• in vitro digestion;
  • iron;
  • iron-binding peptides;
  • meat factor

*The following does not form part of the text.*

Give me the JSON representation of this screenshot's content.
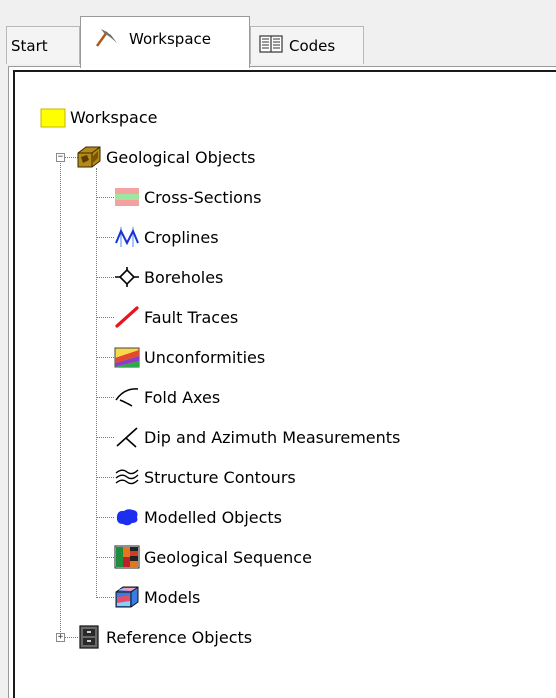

ABSTRACT:  Background: The enhancing effect of meat on nonheme iron bioavailability in humans is thought to be due to the release of low-molecular-weight (LMW) iron-binding peptides during digestion. Objective: To better characterize the LMW iron-binding peptides from meat digests. Methods: Cooked beef, chicken, cod, lamb, and pork myofibrillar or sarcoplasmic protein extracts, casein, and egg albumin were digested in vitro with pepsin or pepsin/pancreatin. Ultrafiltrates were analyzed for N and iron and further characterized by gel filtration with added 59Fe, amino acid analysis, and LC-MS. Results: 84% to 98% of total iron in enzymic digests was associated with soluble LMW peptides (< 10 kDa) of the myofibrillar proteins compared to only 2% to 20% in the corresponding sarcoplasmic protein digests. Pepsin digestion alone of the myobrillar proteins generated > 80% soluble LMW iron, compared to < 5% with casein and egg albumin. Iron-binding peptides from myofibrillar protein with an estimated 2 kDa molecular mass were separated by gel filtration. Peptides in this fraction were enriched in aspartic and glutamic acid residues and included potential peptide fragments of myosin. Conclusion: LMW (< 10 kDa) peptides in enzyme digests of myofibrillar proteins were the major facilitators of iron solubility. Unlike with casein, egg albumin, and most sarcoplasmic proteins, these LMW peptides were generated on pepsin digestion. One group of iron-binding peptides had a mass of approximately 2 kDa and was enriched in glutamic and aspartic acids. Such early generation of a multitude of LMW iron-binding peptides could explain the enhancing effect of muscle tissue on iron absorption.